A recent study has found a link between hair straightening products and an increased risk of developing uterine cancer.
In a news release Monday, researchers at the National Institutes of Health said that the data collected was part of a Sister Study, which examines risk factors for hormone-related cancers.
According to the news release, over the course of nearly 11 years, close to 34,000 women between the ages of 35 to 74 participated in the study, during which 378 uterine cancer cases were diagnosed.
Data showed that 1.64% of women who never used hair straighteners would develop uterine cancer by the age of 70, but 4% of women who frequently used those products would develop uterine cancer by the age of 70.

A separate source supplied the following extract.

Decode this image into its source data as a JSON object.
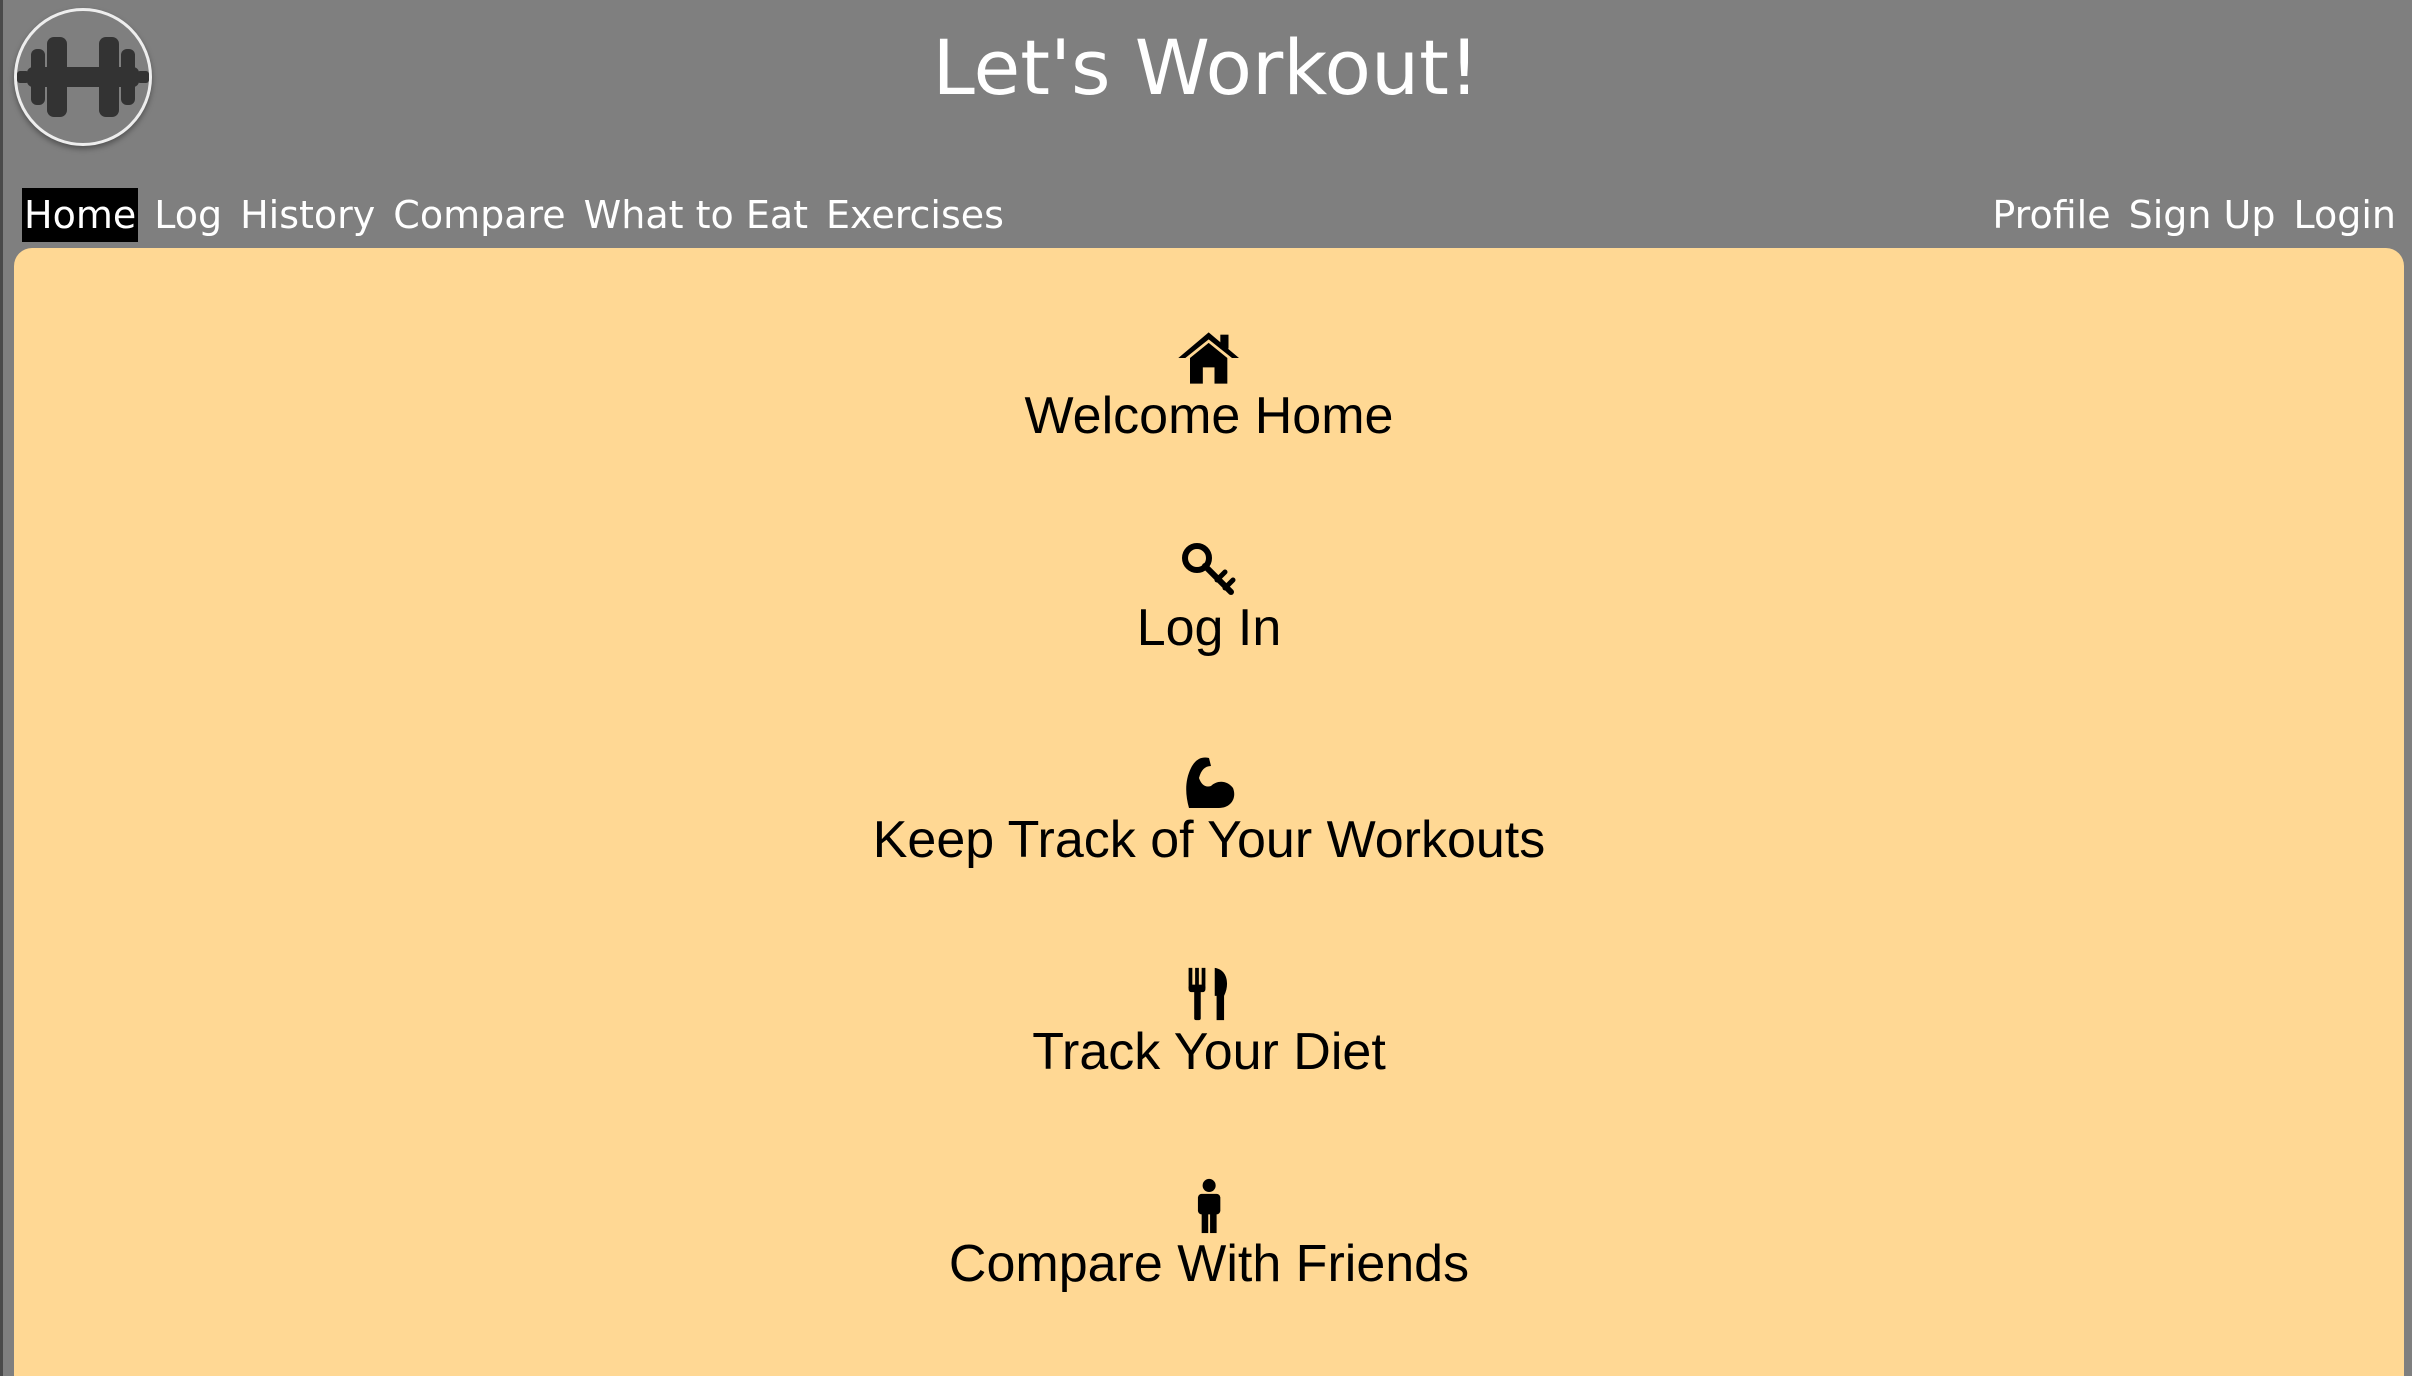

“This doubling rate is concerning. However, it is important to put this information into context - uterine cancer is a relatively rare type of cancer," said Alexandra White, Ph.D., head of the NIEHS Environment and Cancer Epidemiology group and lead author on the new study.
According to the study, Black women might be more at risk because they use those products more.
"Although the study did not find that the relationship between straightener use and uterine cancer incidence was different by race, the adverse health effects may be greater for Black women due to higher prevalence of use," researchers said.
According to the study, 60% of the women who participated in the study that reported using straightening products in the past year were Black women.
“Because Black women use hair straightening or relaxer products more frequently and tend to initiate use at earlier ages than other races and ethnicities, these findings may be even more relevant for them,” said Che-Jung Chang, Ph.D., an author of the new study and a research fellow in the NIEHS Epidemiology Branch.
Researchers noted that previous studies linked hair straightening chemicals to hormone-related cancers, like breast and ovarian cancers. Still, no previous study had looked into the relationship with uterine cancer according to the study.